Critical Thinking Co: Critical thinking for Reading Comprehension
In simple, understandable terms, 'Critical Thinking' is the identification and evaluation of evidence to guide decision making. Critical Thinking for Reading Comprehension teaches the identification and evaluation of text and image-based information using short, fun activities. To help students not familiar with the concept of evidence, there is a short lesson on evidence at the beginning of the book.
The activities in this book are different from many reading comprehension activities in that they are "low read", and instead require careful reading and critical thinking to identify the evidence that will support or identify the answer. After just a few activities, most students will come to understand the importance of reading for understanding and evidence-based decision making. This is not just a school skill; this is a life skill. These activities are ideal for both independent work and class discussion problems.
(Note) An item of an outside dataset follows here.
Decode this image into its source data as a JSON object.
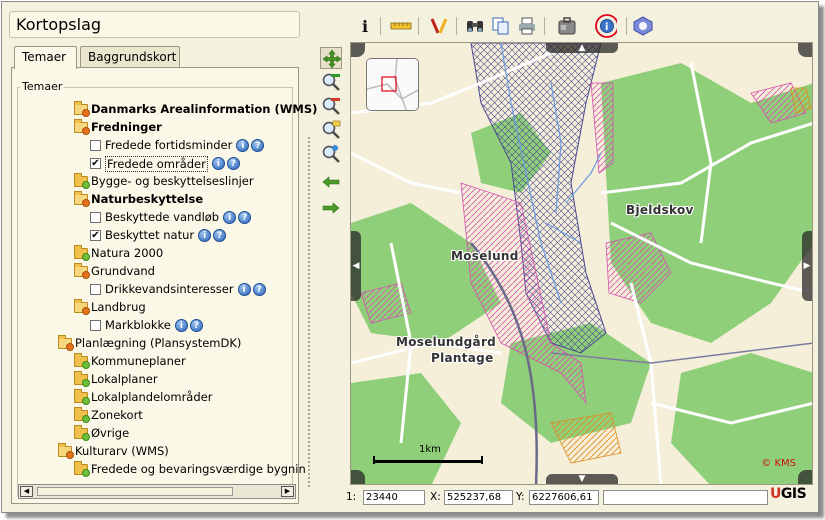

To maximize the critical thinking and reading comprehension potential in these activities, students should be asked to verbally describe their evidence/rationale for each answer... even incorrect answers. Finding the best evidence for the correct answer is really what these activities are all about, but attempting to justify a wrong answer is often part of the learning process. When a student answers a question incorrectly and provides his or her rationale, the student should be informed if the answer is incorrect and given an opportunity to find the correct answer and evidence. If an answer is correct but lacks the correct evidence, the student should be informed of that, and given another opportunity to identify the evidence for the answer.
Some of the questions are challenging to the degree that even adults, on occasion, can miss the correct answer. For this reason, we recommended the teacher review the problems and answers before distributing the activity to students. Knowing the answer and evidence for a question will make it easier for teachers to smoothly lead the student towards the correct evidence without giving the student the answer.
These activities are challenging, but they are also fun once a student has the confidence and determination to seek out the evidence that leads to the correct answer. We strongly suggest teachers tell students in advance that these questions are challenging, so they know that they should take their time answering each question. It is also helpful to lead students through the first few activities until students have grasped the need for the careful reading that will identify the evidence. Nearly all students enjoy the activities once they know what is required from them to succeed.